Earlier this year we reported that scientists at the University of Pittsburgh had launched clinical trials of two different brain implant systems, known as brain machine interfaces,  that aim to give quadriplegic patients control over a prosthetic limb. At the time we noted that this technology was built on years of basic and translational research in animals, with research on monkeys playing an especially important role.

Now the Pittsburgh Post-Gazette reports on the first success of these trials. An Electrocorticographic implant enabled Tim Hemmes, who has been paralyzed below the neck since a motorcycle accident 7 years ago, to control a robotic arm with great precision, just as had been predicted from the studies in monkeys.  Being able to gently touch his girlfriends hand was a very emotional moment for Tim Hemmes, but it could hardly have been much less emotional for the team of scientists and physicians who developed the implant.

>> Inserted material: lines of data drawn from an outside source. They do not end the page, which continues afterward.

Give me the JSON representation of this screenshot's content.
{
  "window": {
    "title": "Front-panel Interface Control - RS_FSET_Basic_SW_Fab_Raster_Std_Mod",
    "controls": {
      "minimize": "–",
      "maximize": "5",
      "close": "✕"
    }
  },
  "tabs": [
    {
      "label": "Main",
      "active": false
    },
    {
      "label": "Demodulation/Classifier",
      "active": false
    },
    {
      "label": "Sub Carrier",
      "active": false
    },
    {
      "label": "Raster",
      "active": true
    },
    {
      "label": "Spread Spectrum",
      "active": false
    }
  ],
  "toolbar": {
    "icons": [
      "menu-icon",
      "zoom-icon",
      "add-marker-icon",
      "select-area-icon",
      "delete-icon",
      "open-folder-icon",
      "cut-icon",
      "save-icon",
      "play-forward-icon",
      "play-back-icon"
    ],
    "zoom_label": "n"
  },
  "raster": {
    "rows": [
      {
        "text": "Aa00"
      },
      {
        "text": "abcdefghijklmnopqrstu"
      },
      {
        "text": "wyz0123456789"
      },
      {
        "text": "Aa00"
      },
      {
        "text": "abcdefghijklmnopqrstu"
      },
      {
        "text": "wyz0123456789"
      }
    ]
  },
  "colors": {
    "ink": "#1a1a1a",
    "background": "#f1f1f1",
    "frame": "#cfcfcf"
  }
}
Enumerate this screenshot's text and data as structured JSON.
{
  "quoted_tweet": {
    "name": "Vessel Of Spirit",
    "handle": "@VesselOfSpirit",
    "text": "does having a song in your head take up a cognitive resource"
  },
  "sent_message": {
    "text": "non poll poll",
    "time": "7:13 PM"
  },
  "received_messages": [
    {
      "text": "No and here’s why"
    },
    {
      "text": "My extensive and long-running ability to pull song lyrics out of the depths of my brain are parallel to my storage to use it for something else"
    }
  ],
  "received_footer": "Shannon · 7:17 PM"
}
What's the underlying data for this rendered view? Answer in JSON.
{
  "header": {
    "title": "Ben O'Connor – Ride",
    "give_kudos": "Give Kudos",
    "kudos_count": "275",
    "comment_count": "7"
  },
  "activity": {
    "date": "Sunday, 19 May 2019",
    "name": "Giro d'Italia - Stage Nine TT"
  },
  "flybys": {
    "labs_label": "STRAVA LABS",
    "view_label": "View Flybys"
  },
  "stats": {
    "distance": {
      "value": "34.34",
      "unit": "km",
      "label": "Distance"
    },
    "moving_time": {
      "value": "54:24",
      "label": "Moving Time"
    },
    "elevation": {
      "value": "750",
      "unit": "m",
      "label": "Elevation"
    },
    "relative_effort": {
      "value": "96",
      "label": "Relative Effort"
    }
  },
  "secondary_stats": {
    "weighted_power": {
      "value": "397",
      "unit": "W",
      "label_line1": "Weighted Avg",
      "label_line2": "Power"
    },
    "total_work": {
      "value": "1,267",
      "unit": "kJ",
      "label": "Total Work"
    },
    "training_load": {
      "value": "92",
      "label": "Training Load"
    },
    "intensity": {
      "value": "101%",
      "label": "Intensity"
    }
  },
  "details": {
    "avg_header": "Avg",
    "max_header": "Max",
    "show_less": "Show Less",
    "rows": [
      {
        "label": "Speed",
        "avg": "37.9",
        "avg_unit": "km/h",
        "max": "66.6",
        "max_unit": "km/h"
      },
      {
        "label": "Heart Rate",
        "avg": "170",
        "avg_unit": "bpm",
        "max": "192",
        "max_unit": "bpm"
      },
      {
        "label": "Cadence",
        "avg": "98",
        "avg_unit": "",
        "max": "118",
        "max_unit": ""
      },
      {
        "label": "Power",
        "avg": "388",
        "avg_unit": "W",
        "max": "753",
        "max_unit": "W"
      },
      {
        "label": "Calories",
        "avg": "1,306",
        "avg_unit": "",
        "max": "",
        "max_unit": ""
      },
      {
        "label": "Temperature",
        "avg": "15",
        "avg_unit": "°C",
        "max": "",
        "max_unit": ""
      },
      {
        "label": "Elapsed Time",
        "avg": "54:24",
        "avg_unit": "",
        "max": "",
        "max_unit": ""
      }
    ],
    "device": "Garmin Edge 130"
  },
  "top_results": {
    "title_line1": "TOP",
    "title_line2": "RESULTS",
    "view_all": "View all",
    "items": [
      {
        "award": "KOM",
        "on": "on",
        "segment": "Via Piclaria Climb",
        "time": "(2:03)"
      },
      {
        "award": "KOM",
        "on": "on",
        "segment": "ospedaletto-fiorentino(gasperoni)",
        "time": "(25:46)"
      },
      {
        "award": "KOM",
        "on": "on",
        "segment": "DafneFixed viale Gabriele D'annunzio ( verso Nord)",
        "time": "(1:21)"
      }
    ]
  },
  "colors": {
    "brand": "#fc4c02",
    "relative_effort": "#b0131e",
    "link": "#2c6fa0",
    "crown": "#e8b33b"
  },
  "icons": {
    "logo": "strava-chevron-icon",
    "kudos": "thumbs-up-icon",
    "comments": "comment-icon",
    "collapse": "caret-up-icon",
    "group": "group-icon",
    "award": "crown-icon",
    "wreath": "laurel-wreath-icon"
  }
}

Tim Hemmes reaches out. Associated Press.

It is exciting news, and one that will spur further research in this fast-moving area of research. One drawback in the brain machine interface technology that is being evaluated in the current series of trials at the University of Pittsburgh is that the system does not include sensory feedback – the person using it cannot feel what they are touching and must rely on sight alone to guide their movements.

A solution to this problem may be close, earlier this month a team led by Professor Miguel Nicholelis of Duke University reported that they have developed a brain machine interface that uses electrical signals sent directly to the brain to enable monkeys to “feel” what a virtual arm is touching, and then control the movement of that virtual arm in response to the sensation. It is an important advance, and again one that depended on years of careful animal research to identify the correct parameters for the electrical signals used, and the optimal location for implanting the brain machine interface.

Human trials of the brain machine interface system developed by Prof. Nicholelis and his colleagues are expected to begin within the next few years.

The development of brain machine interface technology to this point, where it is offering the hope of greater independence and mobility to thousands of quadriplegic patients, is a great achievement of animal research.  In order to ensure that this technology, and many others at the cutting edge of medical science, to fulfill their potential we must continue to support the use of animals in biomedical research.